▶ Task brief:
Write out the records again exactly and exclude the pictures.

========

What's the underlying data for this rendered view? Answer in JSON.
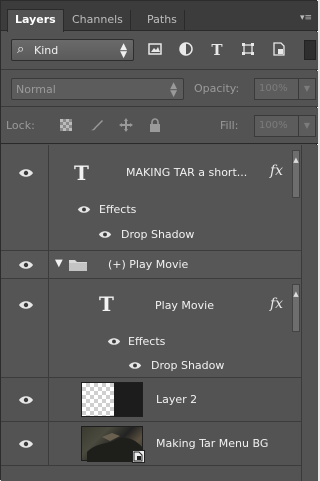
{
  "tabs": [
    {
      "label": "Layers",
      "active": true
    },
    {
      "label": "Channels",
      "active": false
    },
    {
      "label": "Paths",
      "active": false
    }
  ],
  "filter": {
    "kind_label": "Kind",
    "icons": [
      "image-filter-icon",
      "adjustment-filter-icon",
      "type-filter-icon",
      "shape-filter-icon",
      "smart-object-filter-icon"
    ]
  },
  "blend": {
    "mode": "Normal",
    "opacity_label": "Opacity:",
    "opacity_value": "100%"
  },
  "lock": {
    "label": "Lock:",
    "fill_label": "Fill:",
    "fill_value": "100%"
  },
  "layers": [
    {
      "type": "text",
      "name": "MAKING TAR a short...",
      "fx": "fx",
      "effects_label": "Effects",
      "effect_name": "Drop Shadow"
    },
    {
      "type": "group",
      "name": "(+) Play Movie"
    },
    {
      "type": "text",
      "name": "Play Movie",
      "fx": "fx",
      "effects_label": "Effects",
      "effect_name": "Drop Shadow"
    },
    {
      "type": "raster",
      "name": "Layer 2"
    },
    {
      "type": "smart",
      "name": "Making Tar Menu BG"
    }
  ],
  "colors": {
    "panel_bg": "#535353",
    "tab_bar_bg": "#3c3c3c",
    "text": "#f2f2f2",
    "muted": "#9a9a9a"
  }
}
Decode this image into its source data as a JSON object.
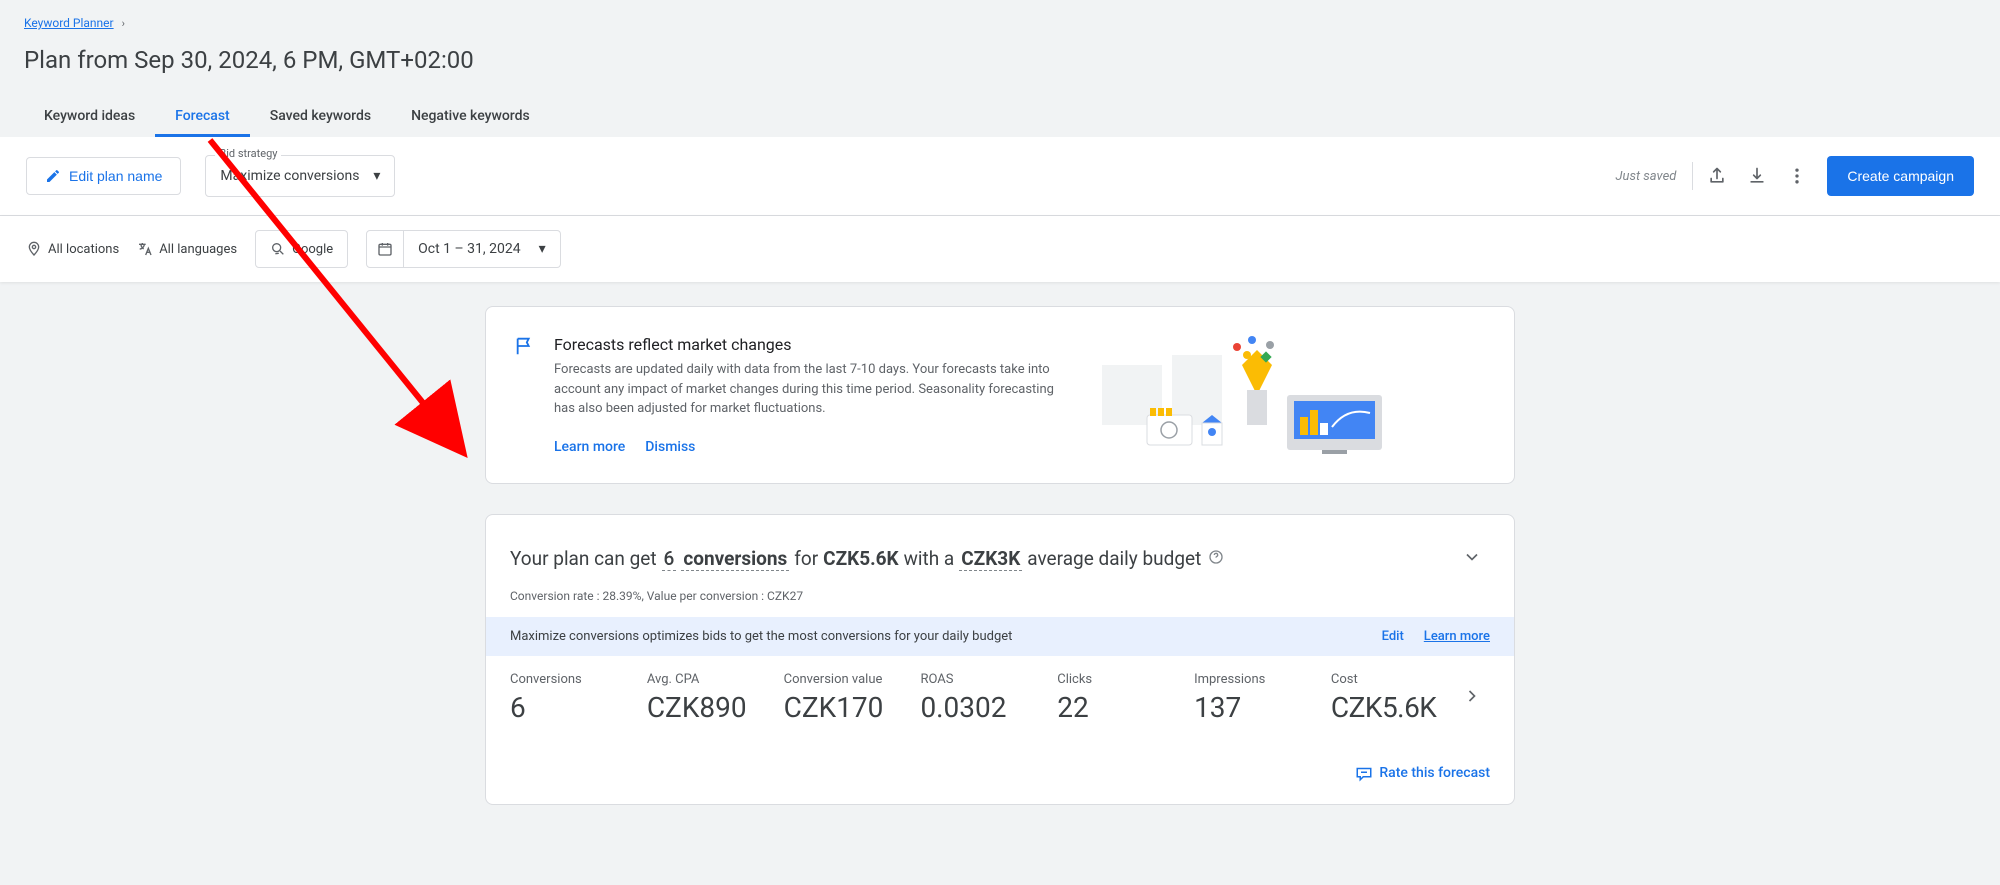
{
  "breadcrumb": {
    "label": "Keyword Planner"
  },
  "page_title": "Plan from Sep 30, 2024, 6 PM, GMT+02:00",
  "tabs": {
    "list": [
      {
        "label": "Keyword ideas",
        "active": false
      },
      {
        "label": "Forecast",
        "active": true
      },
      {
        "label": "Saved keywords",
        "active": false
      },
      {
        "label": "Negative keywords",
        "active": false
      }
    ]
  },
  "toolbar": {
    "edit_plan_label": "Edit plan name",
    "bid_strategy_label": "Bid strategy",
    "bid_strategy_value": "Maximize conversions",
    "saved_status": "Just saved",
    "create_campaign_label": "Create campaign"
  },
  "filters": {
    "locations": "All locations",
    "languages": "All languages",
    "network": "Google",
    "date_range": "Oct 1 – 31, 2024"
  },
  "notice": {
    "title": "Forecasts reflect market changes",
    "body": "Forecasts are updated daily with data from the last 7-10 days. Your forecasts take into account any impact of market changes during this time period. Seasonality forecasting has also been adjusted for market fluctuations.",
    "learn_more": "Learn more",
    "dismiss": "Dismiss"
  },
  "summary": {
    "sentence": {
      "prefix": "Your plan can get",
      "conversions_n": "6",
      "conversions_word": "conversions",
      "for": "for",
      "cost": "CZK5.6K",
      "with": "with a",
      "budget": "CZK3K",
      "suffix": "average daily budget"
    },
    "subline": "Conversion rate : 28.39%, Value per conversion : CZK27",
    "blue_bar": {
      "text": "Maximize conversions optimizes bids to get the most conversions for your daily budget",
      "edit": "Edit",
      "learn": "Learn more"
    },
    "metrics": [
      {
        "label": "Conversions",
        "value": "6"
      },
      {
        "label": "Avg. CPA",
        "value": "CZK890"
      },
      {
        "label": "Conversion value",
        "value": "CZK170"
      },
      {
        "label": "ROAS",
        "value": "0.0302"
      },
      {
        "label": "Clicks",
        "value": "22"
      },
      {
        "label": "Impressions",
        "value": "137"
      },
      {
        "label": "Cost",
        "value": "CZK5.6K"
      }
    ],
    "rate_label": "Rate this forecast"
  }
}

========

▶ Expected answer:
What's the underlying data for this rendered view? Answer in JSON.
{
  "tabs": [
    {
      "label": "Layers",
      "active": true
    },
    {
      "label": "Channels",
      "active": false
    },
    {
      "label": "Paths",
      "active": false
    }
  ],
  "filter": {
    "kind_label": "Kind",
    "icons": [
      "image-filter-icon",
      "adjustment-filter-icon",
      "type-filter-icon",
      "shape-filter-icon",
      "smart-object-filter-icon"
    ]
  },
  "blend": {
    "mode": "Normal",
    "opacity_label": "Opacity:",
    "opacity_value": "100%"
  },
  "lock": {
    "label": "Lock:",
    "fill_label": "Fill:",
    "fill_value": "100%"
  },
  "layers": [
    {
      "type": "text",
      "name": "MAKING TAR a short...",
      "fx": "fx",
      "effects_label": "Effects",
      "effect_name": "Drop Shadow"
    },
    {
      "type": "group",
      "name": "(+) Play Movie"
    },
    {
      "type": "text",
      "name": "Play Movie",
      "fx": "fx",
      "effects_label": "Effects",
      "effect_name": "Drop Shadow"
    },
    {
      "type": "raster",
      "name": "Layer 2"
    },
    {
      "type": "smart",
      "name": "Making Tar Menu BG"
    }
  ],
  "colors": {
    "panel_bg": "#535353",
    "tab_bar_bg": "#3c3c3c",
    "text": "#f2f2f2",
    "muted": "#9a9a9a"
  }
}
Decode this image into its source data as a JSON object.
{
  "breadcrumb": {
    "label": "Keyword Planner"
  },
  "page_title": "Plan from Sep 30, 2024, 6 PM, GMT+02:00",
  "tabs": {
    "list": [
      {
        "label": "Keyword ideas",
        "active": false
      },
      {
        "label": "Forecast",
        "active": true
      },
      {
        "label": "Saved keywords",
        "active": false
      },
      {
        "label": "Negative keywords",
        "active": false
      }
    ]
  },
  "toolbar": {
    "edit_plan_label": "Edit plan name",
    "bid_strategy_label": "Bid strategy",
    "bid_strategy_value": "Maximize conversions",
    "saved_status": "Just saved",
    "create_campaign_label": "Create campaign"
  },
  "filters": {
    "locations": "All locations",
    "languages": "All languages",
    "network": "Google",
    "date_range": "Oct 1 – 31, 2024"
  },
  "notice": {
    "title": "Forecasts reflect market changes",
    "body": "Forecasts are updated daily with data from the last 7-10 days. Your forecasts take into account any impact of market changes during this time period. Seasonality forecasting has also been adjusted for market fluctuations.",
    "learn_more": "Learn more",
    "dismiss": "Dismiss"
  },
  "summary": {
    "sentence": {
      "prefix": "Your plan can get",
      "conversions_n": "6",
      "conversions_word": "conversions",
      "for": "for",
      "cost": "CZK5.6K",
      "with": "with a",
      "budget": "CZK3K",
      "suffix": "average daily budget"
    },
    "subline": "Conversion rate : 28.39%, Value per conversion : CZK27",
    "blue_bar": {
      "text": "Maximize conversions optimizes bids to get the most conversions for your daily budget",
      "edit": "Edit",
      "learn": "Learn more"
    },
    "metrics": [
      {
        "label": "Conversions",
        "value": "6"
      },
      {
        "label": "Avg. CPA",
        "value": "CZK890"
      },
      {
        "label": "Conversion value",
        "value": "CZK170"
      },
      {
        "label": "ROAS",
        "value": "0.0302"
      },
      {
        "label": "Clicks",
        "value": "22"
      },
      {
        "label": "Impressions",
        "value": "137"
      },
      {
        "label": "Cost",
        "value": "CZK5.6K"
      }
    ],
    "rate_label": "Rate this forecast"
  }
}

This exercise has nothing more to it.